I worked for a decade on the skills I would need for becoming a professional musician
A downside of what’s easy when you’re a kid or a teenager is that the questioning only comes as you grow into your own life.
I defer now to people who still have the same pursuit of the discipline. No one who needs to hire a professional musician should hire me for that job until they exhaust the list of everyone they know. That list should include the majority of my friends.
Observing my friends who became professional musicians, many while graduating with bachelor’s degrees and teaching certifications, has been inspirational. Every year, the work they do becomes bigger, more innovative, or more heartfelt. They also make increasing impacts as educators. Hopefully my projects are good enough that I can afford to hire them regularly! A projects-based career seems to suit me better.
None of this means I dislike playing instruments, recording music with people, etc. In fact, I’m working on my own music right now. But I’m doing that to do business in music, not to be a professional musician. Instead, I want to:
- Ship music projects that people will love
- Own the rights on these projects as much as possible, because I believe in them and in myself
- Help build careers for talented people
That’s all. At some point, I might no longer have the instrumental skill to play on my own professional projects. That would be fine, because the mission in the above bullet points will continue uninterrupted. I’m just leveraging the musicianship that I’ve developed over the last ten years to get started.

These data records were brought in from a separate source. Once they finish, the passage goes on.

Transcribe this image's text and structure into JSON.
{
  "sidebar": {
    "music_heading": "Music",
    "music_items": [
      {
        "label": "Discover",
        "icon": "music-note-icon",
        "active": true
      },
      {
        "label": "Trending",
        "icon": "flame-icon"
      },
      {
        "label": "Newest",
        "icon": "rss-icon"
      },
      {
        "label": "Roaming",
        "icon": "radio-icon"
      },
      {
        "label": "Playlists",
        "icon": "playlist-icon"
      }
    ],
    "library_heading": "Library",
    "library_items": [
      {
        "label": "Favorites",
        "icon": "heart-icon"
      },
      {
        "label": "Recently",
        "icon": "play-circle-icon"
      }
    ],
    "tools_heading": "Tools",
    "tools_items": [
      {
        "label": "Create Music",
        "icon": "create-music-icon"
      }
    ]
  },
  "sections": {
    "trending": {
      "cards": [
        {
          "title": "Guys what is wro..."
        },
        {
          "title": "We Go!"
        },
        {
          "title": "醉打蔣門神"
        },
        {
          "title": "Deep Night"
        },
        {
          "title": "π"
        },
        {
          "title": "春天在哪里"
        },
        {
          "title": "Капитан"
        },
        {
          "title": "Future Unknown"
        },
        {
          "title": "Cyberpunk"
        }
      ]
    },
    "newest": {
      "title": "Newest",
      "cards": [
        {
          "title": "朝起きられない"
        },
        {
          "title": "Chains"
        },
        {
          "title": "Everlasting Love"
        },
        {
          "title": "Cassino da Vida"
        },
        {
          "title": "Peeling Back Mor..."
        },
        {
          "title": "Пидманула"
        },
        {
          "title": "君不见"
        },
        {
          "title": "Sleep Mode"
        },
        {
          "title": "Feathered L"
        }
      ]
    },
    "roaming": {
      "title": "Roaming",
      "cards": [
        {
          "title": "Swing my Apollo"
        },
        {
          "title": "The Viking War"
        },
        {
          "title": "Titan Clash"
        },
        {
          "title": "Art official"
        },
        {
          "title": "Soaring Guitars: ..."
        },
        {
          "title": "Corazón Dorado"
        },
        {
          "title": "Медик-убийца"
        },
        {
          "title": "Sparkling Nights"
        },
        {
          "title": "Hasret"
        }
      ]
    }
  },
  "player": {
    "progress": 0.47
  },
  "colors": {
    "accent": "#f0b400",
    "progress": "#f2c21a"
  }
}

I don’t want to play lots of gigs, and I’m done feeling guilty about it. If you hear me talk about failing to become a professional musician, know that I’m proud of it, and I’m proud of you if you did become one.